[Taxacom] burn out (was: classification of Class Rosopsida)
Richard.Zander at mobot.org
Tue Apr 14 16:16:24 CDT 2009
Okay. Again, Mario.
You ask: How exactly does a phylogenetic classification lose that
information (vs. one that allows paraphyly)?
Reply: Sometimes you lose the information, sometimes you only make the
information less important. 1. Lump an autophyletic family into another
family without making provision as a subfamily or tribe and the genera
are scattered, maybe listed alphabetically, among the genera of the
other family, and the information is not flagged as important in the
classification. 2. Do the same but leave the autophyletic family as a
subfamily or tribe signals that the autophyletic taxa is about as
important evolutionarily as the other subfamilies or tribes, being
simply a sister-group; but actually it is more important if you take its
unique evolutionary traits into account by flagging the group as a
separate family in the classification. Lump a family into a genus and it
becomes a subgenus at best, doubtless a rare extreme.
No, you can't tell the difference in the classification between (1) taxa
with higher level names because of evolutionarily important unique
traits or (2) because they are sister taxa at a particular level. But if
you have cladograms and taxon trees to accompany the classification,
then you can. Otherwise much, perhaps most, evolutionary information is
lost. Sister-group relationships, remember, are indirect indicators of
evolution, but ancestor-descendant relationships are direct indicators
Well, heck, sure, autapomorphic traits are future synapomorphic traits
for future speciation. Just another reason to recognize autophyletic
taxa in classification.
You say "... when you describe a new genus, you are no longer in the
realm of alpha taxonomy (because you are advancing a hypothesis that the
species in that genus are more closely related between themselves than
to other organisms, either phylogenetically or by some other
Reply: My realm is greater than your realm, Mario. My hypothesis is that
the species in a genus are not only more closely related to each other
than to species in other genera via sister-group relationships, but that
they also comprise a taxon tree of ancestor-descendant relationships
(ignoring reticulation here).
Richard H. Zander
Missouri Botanical Garden
PO Box 299
St. Louis, MO 63166-0299 USA
richard.zander at mobot.org
Web sites: http://www.mobot.org/plantscience/resbot/
Non-post deliveries to:
Missouri Botanical Garden, 4344 Shaw Blvd., St. Louis, MO 63110
From: taxacom-bounces at mailman.nhm.ku.edu
[mailto:taxacom-bounces at mailman.nhm.ku.edu] On Behalf Of Mario Blanco
Sent: Tuesday, April 14, 2009 3:24 PM
Subject: Re: [Taxacom] burn out (was: classification of Class Rosopsida)
you say: "If we combine the names into one to enforce holophyly, then
the cladogram retains the relationship information but the
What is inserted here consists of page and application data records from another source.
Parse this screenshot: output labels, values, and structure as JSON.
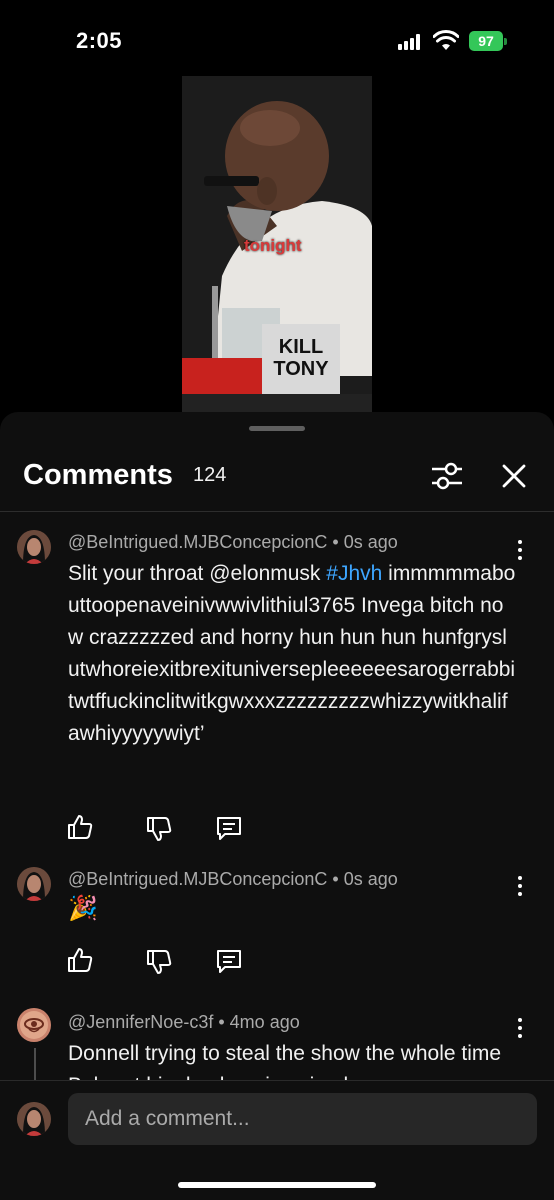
{
  "status_bar": {
    "time": "2:05",
    "battery": "97"
  },
  "video": {
    "caption": "tonight",
    "logo_line1": "KILL",
    "logo_line2": "TONY"
  },
  "comments_panel": {
    "title": "Comments",
    "count": "124",
    "filter_icon": "sliders-icon",
    "close_icon": "close-icon"
  },
  "comments": [
    {
      "author": "@BeIntrigued.MJBConcepcionC",
      "time": "0s ago",
      "text_before": "Slit your throat @elonmusk ",
      "hashtag": "#Jhvh",
      "text_after": " immmmmabouttoopenaveinivwwivlithiul3765 Invega bitch now crazzzzzed and horny hun hun hun hunfgryslutwhoreiexitbrexituniversepleeeeeesarogerrabbitwtffuckinclitwitkgwxxxzzzzzzzzzwhizzywitkhalifawhiyyyyywiyt’"
    },
    {
      "author": "@BeIntrigued.MJBConcepcionC",
      "time": "0s ago",
      "emoji": "🎉"
    },
    {
      "author": "@JenniferNoe-c3f",
      "time": "4mo ago",
      "text": "Donnell trying to steal the show the whole time Bob got him back, epic episode"
    }
  ],
  "composer": {
    "placeholder": "Add a comment..."
  }
}
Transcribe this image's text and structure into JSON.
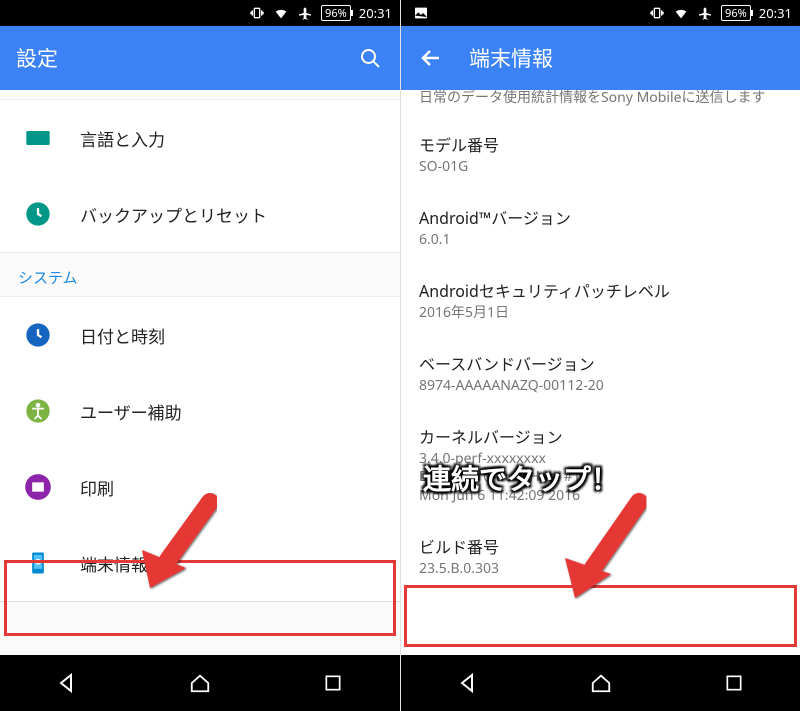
{
  "statusbar": {
    "battery": "96%",
    "time": "20:31"
  },
  "left": {
    "appbar_title": "設定",
    "items": {
      "lang_input": "言語と入力",
      "backup_reset": "バックアップとリセット",
      "section_system": "システム",
      "date_time": "日付と時刻",
      "accessibility": "ユーザー補助",
      "print": "印刷",
      "about": "端末情報"
    }
  },
  "right": {
    "appbar_title": "端末情報",
    "truncated_top": "日常のデータ使用統計情報をSony Mobileに送信します",
    "model_label": "モデル番号",
    "model_value": "SO-01G",
    "android_version_label": "Android™バージョン",
    "android_version_value": "6.0.1",
    "security_label": "Androidセキュリティパッチレベル",
    "security_value": "2016年5月1日",
    "baseband_label": "ベースバンドバージョン",
    "baseband_value": "8974-AAAAANAZQ-00112-20",
    "kernel_label": "カーネルバージョン",
    "kernel_line1": "3.4.0-perf-xxxxxxxx",
    "kernel_line2": "BuildUser@BuildHost #1",
    "kernel_line3": "Mon Jun 6 11:42:09 2016",
    "build_label": "ビルド番号",
    "build_value": "23.5.B.0.303"
  },
  "annotation": {
    "tap_text": "連続でタップ！"
  }
}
classification does not."
How exactly does a phylogenetic classification lose that information
(vs. one that allows paraphyly)? In my view, you actually gain the
information that group A (your autophyletic group) is derived from group
B (the paraphyletic group) if you make A a subgroup of B (a phylogenetic
classification). You do not have that information if you classify both A
and B in the same rank (allowing paraphyly).
You also say: "The relationship information in the cladogram, however,
does not include the unique evolutionary traits of the autophyletic
taxon since these were either not in the data set to begin with or were
eliminated as autapomorphies after generation of the cladogram." You can
perfectly have autapomorphies included in a data matrix to be analized
cladistically; they just won't affect the resulting groups. And if your
autophyletic taxon is a group of species, then those traits are no
longer autapomorphies but potential synapomorphies and will not be taken
out of the matrix anyway.
And, as an aside, the Alpha Taxonomy wikipedia article you cite says
that it "focuses more on the species end of that spectrum (e.g.,
classifying organisms [specimens] into species groups, and classifying
those into genera, rather than determining the higher-level
relationships between families or orders)." Not that it matters that
much; "alpha taxonomy" also has different meanings for different people.
In my (admittedly strict) view, even when you describe a new genus, you
are no longer in the realm of alpha taxonomy (because you are advancing
a hypothesis that the species in that genus are more closely related
between themselves than to other organisms, either phylogenetically or
by some other criterion).
More information about the Taxacom